Three Portraits

[incomplete]

Song Cycle by Robert F. Baksa (b. 1938)

1. The Banjo Player [sung text not yet checked]

   There is music in me, the music of a peasant people.
    I wander through the levee, picking my banjo 
and singing my songs of the cabin and the field.  
At the Last Chance Saloon I am as welcome
as the violets in March; there is always 
food and drink for me there,
and the dimes of those who love honest music.  
Behind the railroad tracks the little children clap their hands 
and love me like they love Kris Kringle.
    But I fear that I am a failure. 
Last night a woman called me 
a troubadour. 
What is a troubadour?

Authorship:

Available translations, adaptations or excerpts, and transliterations (if applicable):

Researcher for this text: Emily Ezust [Administrator]

2. The Drunkard [sung text checked 1 time]

  I had a wife but, but she is gone. She left me a week ago. God bless her!
  I married another in the rear of Mike's saloon. It was a gallon jug of
the reddest liquor that ever burned the throat of man. I will be true to my
new wife.  You can have the other.

Authorship:

Researcher for this text: Robert Baksa

3. The Minister [sung text checked 1 time]

   I mastered pastoral theology, the Greek of the Apostles, and all the
difficult subjects in a minister's carriculum.
   I was as learned as any in this country when the Bishop ordained me.
   And I went to preside over Mount Moriah, largest flock in the
Conference.
   I preached the word as I felt it, I visited the sick and dying and
comforted the afflicted in spirit.
   I loved my work because I loved my God.
   But I lost my charge to Sam Jenkins, who has not been to school four
years in his life.
   I lost my charge because I could not make my congregation shout.
   And my dollar money was small, very small.
   Sam Jenkins can tear the Bible to tatters and his congregation destroys
the pews with their shouting and stamping.
   Sam Jenkins leads in the gift of raising dollar money.
   Such is religion.
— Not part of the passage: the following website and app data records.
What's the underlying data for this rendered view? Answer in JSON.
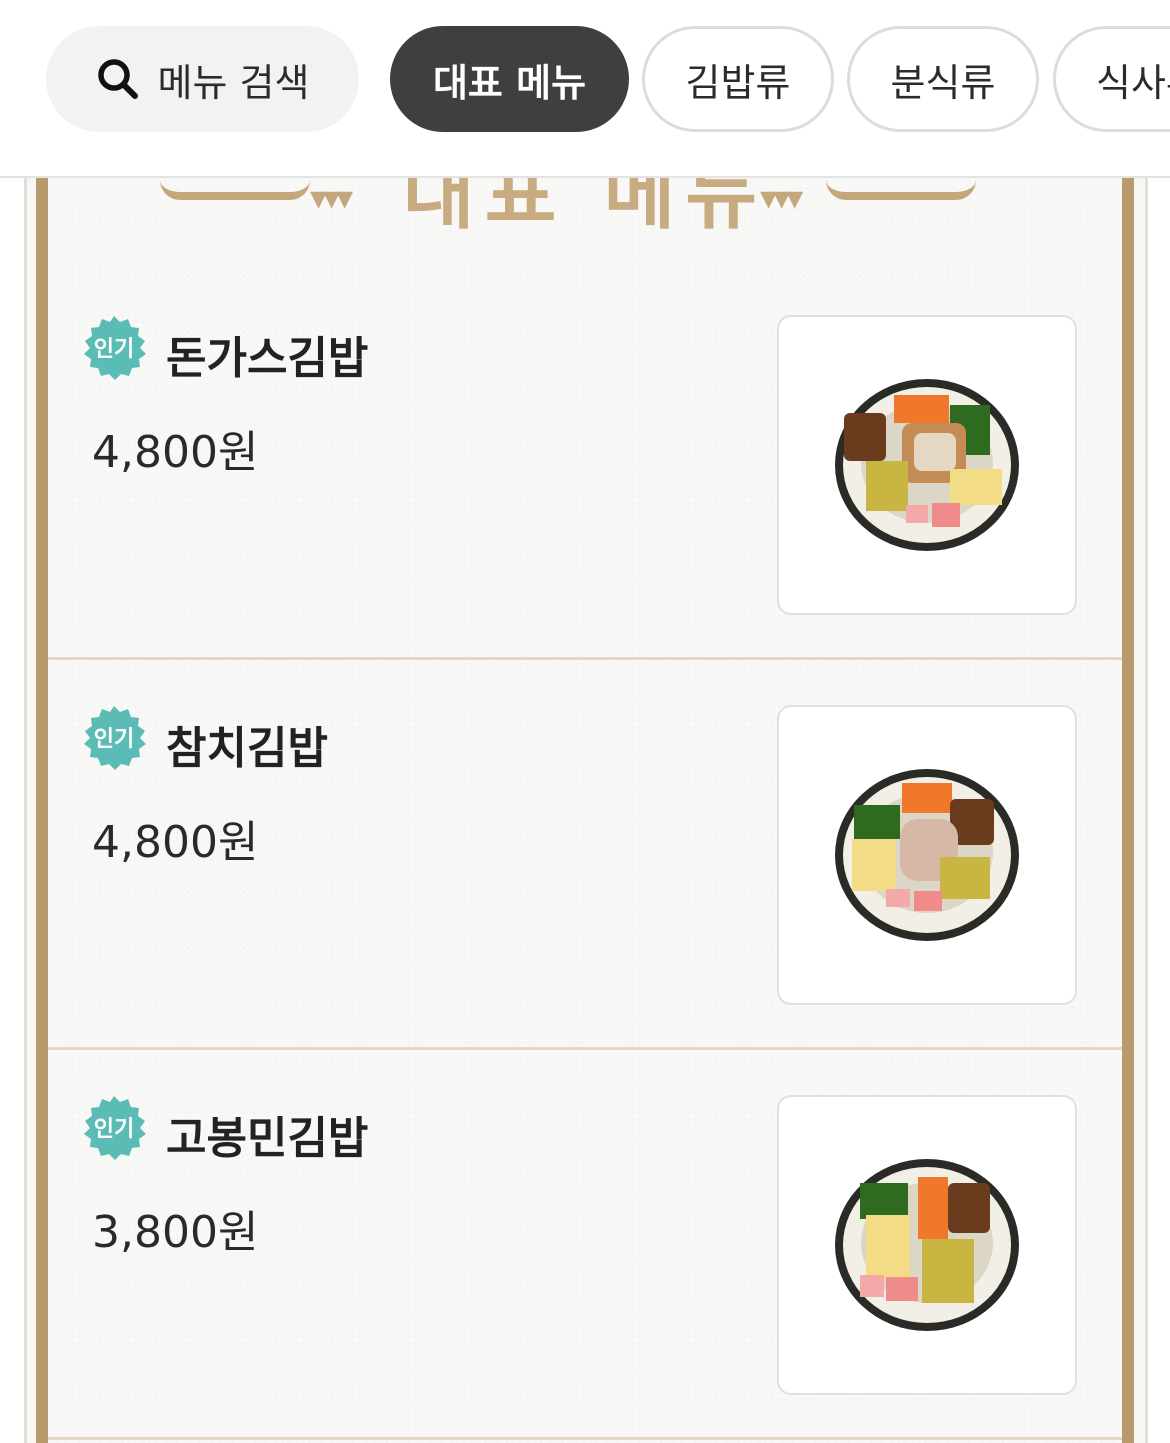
{
  "search": {
    "label": "메뉴 검색"
  },
  "categories": [
    {
      "label": "대표 메뉴",
      "active": true
    },
    {
      "label": "김밥류",
      "active": false
    },
    {
      "label": "분식류",
      "active": false
    },
    {
      "label": "식사류",
      "active": false
    }
  ],
  "section": {
    "title": "대표 메뉴"
  },
  "items": [
    {
      "badge": "인기",
      "name": "돈가스김밥",
      "price": "4,800원",
      "image": "donkatsu-kimbap-photo"
    },
    {
      "badge": "인기",
      "name": "참치김밥",
      "price": "4,800원",
      "image": "tuna-kimbap-photo"
    },
    {
      "badge": "인기",
      "name": "고봉민김밥",
      "price": "3,800원",
      "image": "gobongmin-kimbap-photo"
    }
  ],
  "colors": {
    "active_chip": "#3f3f3f",
    "badge": "#5bbcb6",
    "frame_gold": "#b99a6e",
    "header_gold": "#c8ab80"
  }
}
Authorship:

Researcher for this text: Robert Baksa
Total word count: 303